The Four-Spotted Skimmer ( Libellula quadrimaculata) is a medium-sized dragonfly with a length of 1 5/8 to 1 13/16 inches (40 to 45 mm). Each wing is clear except for along the leading edge, which is clouded with a transparent yellowish brown. The center of each wing is marked with a small dark spot, also on the leading edge. Additionally, each hindwing is marked with a dark patch near the base. Males and females look alike, generally dark brown. The face and each side of the thorax are marked with patches of greenish yellow, and the sides of the abdomen lined with yellowish orange dashes.
Four-Spotted Skimmers are found around the world from Alaska east to Labrador and south to northern California and Texas, and from northern Europe east to Siberia. They fly early April to mid August and can be found near ponds, lakes and marshes. They feed on small flying insects. Hunting occurs from perches on twigs or rocks. This is the only Libellula species in our area in which the males do not become pruinose. Although it does not regularly migrate in North America, this species has been known to migrate in Europe, generally in 10 to 15-year cycles. The direction of the migration varies, and the migrations are thought to be triggered by a trematode parasite (it is known that several types of parasites can cause unusual behaviors in their hosts that promote the dispersal of the parasite). This species has also been known to form large swarms in Europe, often covering 100 square miles (roughly 300 square km).

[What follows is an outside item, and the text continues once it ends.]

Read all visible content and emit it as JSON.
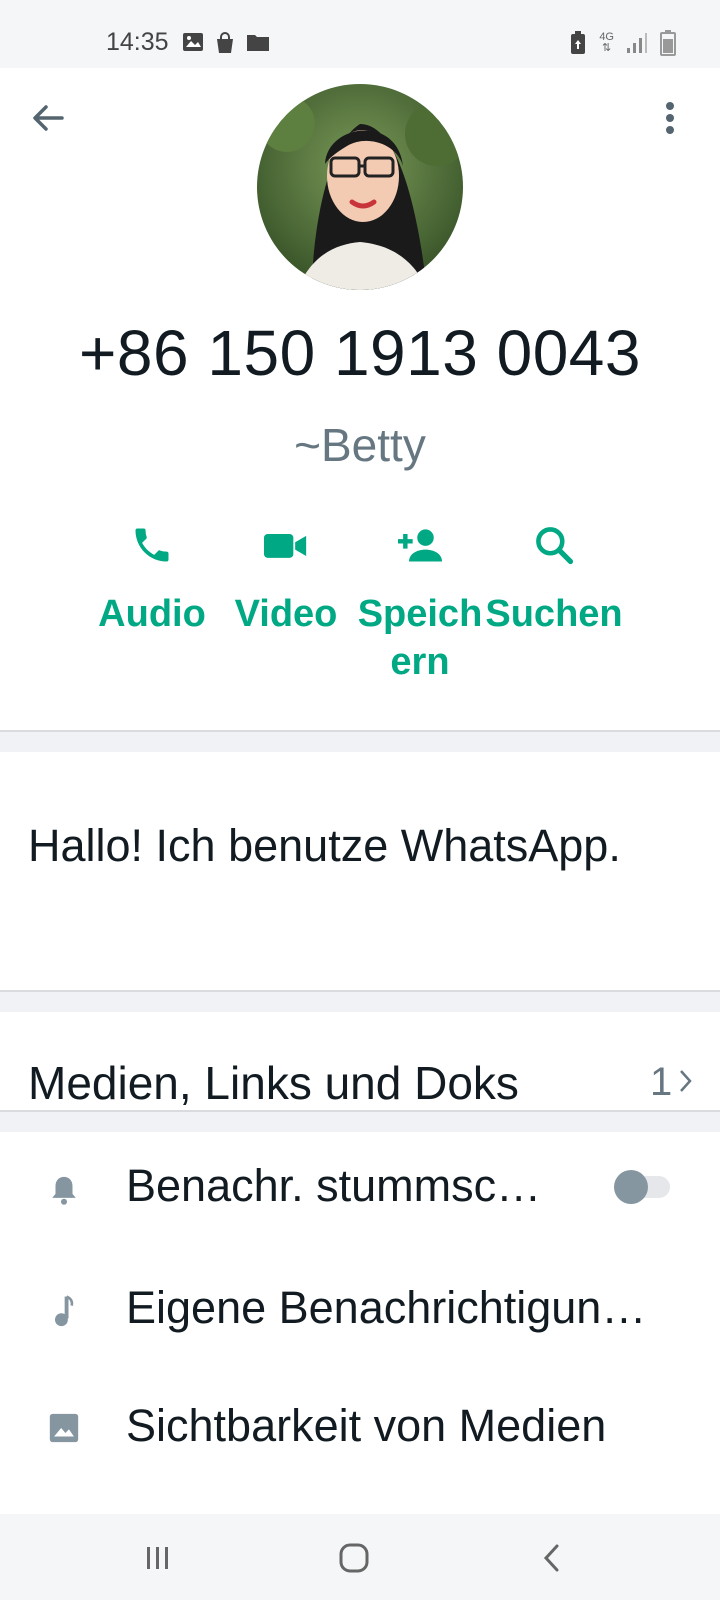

After males and females mate, the female flies singly, without the male attached, to lay her eggs. She does this by dipping the tip of her abdomen in the water while hovering just above its surface.
Populations are widespread, abundant, and secure.